Work task — The answer is the set of lines that include "icon", copied from the data below.

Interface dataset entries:
====================

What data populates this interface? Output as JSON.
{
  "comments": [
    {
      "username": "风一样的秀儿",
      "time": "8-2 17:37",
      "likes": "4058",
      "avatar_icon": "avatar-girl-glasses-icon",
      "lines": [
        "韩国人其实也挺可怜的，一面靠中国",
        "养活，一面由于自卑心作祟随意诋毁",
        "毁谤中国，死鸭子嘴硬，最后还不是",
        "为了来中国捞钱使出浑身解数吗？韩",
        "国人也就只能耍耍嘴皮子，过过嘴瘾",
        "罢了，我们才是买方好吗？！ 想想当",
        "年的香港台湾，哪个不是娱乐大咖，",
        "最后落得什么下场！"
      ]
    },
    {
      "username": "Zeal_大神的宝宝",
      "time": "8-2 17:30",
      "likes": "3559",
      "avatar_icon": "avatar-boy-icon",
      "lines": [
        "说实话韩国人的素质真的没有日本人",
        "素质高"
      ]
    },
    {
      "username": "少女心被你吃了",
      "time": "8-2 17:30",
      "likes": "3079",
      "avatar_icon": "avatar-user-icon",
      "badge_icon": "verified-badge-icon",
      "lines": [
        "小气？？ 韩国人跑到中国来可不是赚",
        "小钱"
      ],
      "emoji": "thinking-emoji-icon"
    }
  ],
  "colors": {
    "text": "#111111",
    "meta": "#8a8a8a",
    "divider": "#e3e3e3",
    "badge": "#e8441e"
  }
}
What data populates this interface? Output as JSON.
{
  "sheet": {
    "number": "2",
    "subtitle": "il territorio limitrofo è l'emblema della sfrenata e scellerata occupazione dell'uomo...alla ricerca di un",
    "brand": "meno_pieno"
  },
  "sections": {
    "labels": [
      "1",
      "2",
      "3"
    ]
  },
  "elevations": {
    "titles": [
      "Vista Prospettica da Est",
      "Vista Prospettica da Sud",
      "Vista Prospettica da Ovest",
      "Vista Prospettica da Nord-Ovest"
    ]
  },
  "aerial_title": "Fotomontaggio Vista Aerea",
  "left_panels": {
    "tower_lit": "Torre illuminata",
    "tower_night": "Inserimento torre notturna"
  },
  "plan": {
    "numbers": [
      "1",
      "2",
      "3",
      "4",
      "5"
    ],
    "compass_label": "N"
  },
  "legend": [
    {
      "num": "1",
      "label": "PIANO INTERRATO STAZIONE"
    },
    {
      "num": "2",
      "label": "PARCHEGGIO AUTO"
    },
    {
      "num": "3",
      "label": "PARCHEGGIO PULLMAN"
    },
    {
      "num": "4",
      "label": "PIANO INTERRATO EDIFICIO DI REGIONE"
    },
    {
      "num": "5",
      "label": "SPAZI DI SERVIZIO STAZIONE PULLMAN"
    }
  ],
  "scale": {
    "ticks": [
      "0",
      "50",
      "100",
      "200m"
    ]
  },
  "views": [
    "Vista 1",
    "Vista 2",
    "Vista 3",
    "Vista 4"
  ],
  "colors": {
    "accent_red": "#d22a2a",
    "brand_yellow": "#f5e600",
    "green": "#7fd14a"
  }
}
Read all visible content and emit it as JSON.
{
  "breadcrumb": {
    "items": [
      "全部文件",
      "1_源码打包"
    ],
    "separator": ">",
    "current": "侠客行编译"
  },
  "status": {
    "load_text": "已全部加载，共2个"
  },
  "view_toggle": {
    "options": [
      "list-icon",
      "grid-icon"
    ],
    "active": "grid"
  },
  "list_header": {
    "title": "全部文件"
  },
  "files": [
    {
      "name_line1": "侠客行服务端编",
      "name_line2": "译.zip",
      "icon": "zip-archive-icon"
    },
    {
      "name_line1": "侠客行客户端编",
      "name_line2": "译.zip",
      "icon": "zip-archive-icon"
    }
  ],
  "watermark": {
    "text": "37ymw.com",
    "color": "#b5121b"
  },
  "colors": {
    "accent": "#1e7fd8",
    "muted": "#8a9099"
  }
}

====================

Answer for this exercise —
      "avatar_icon": "avatar-girl-glasses-icon",
      "avatar_icon": "avatar-boy-icon",
      "avatar_icon": "avatar-user-icon",
      "badge_icon": "verified-badge-icon",
      "emoji": "thinking-emoji-icon"
      "list-icon",
      "grid-icon"
      "icon": "zip-archive-icon"
      "icon": "zip-archive-icon"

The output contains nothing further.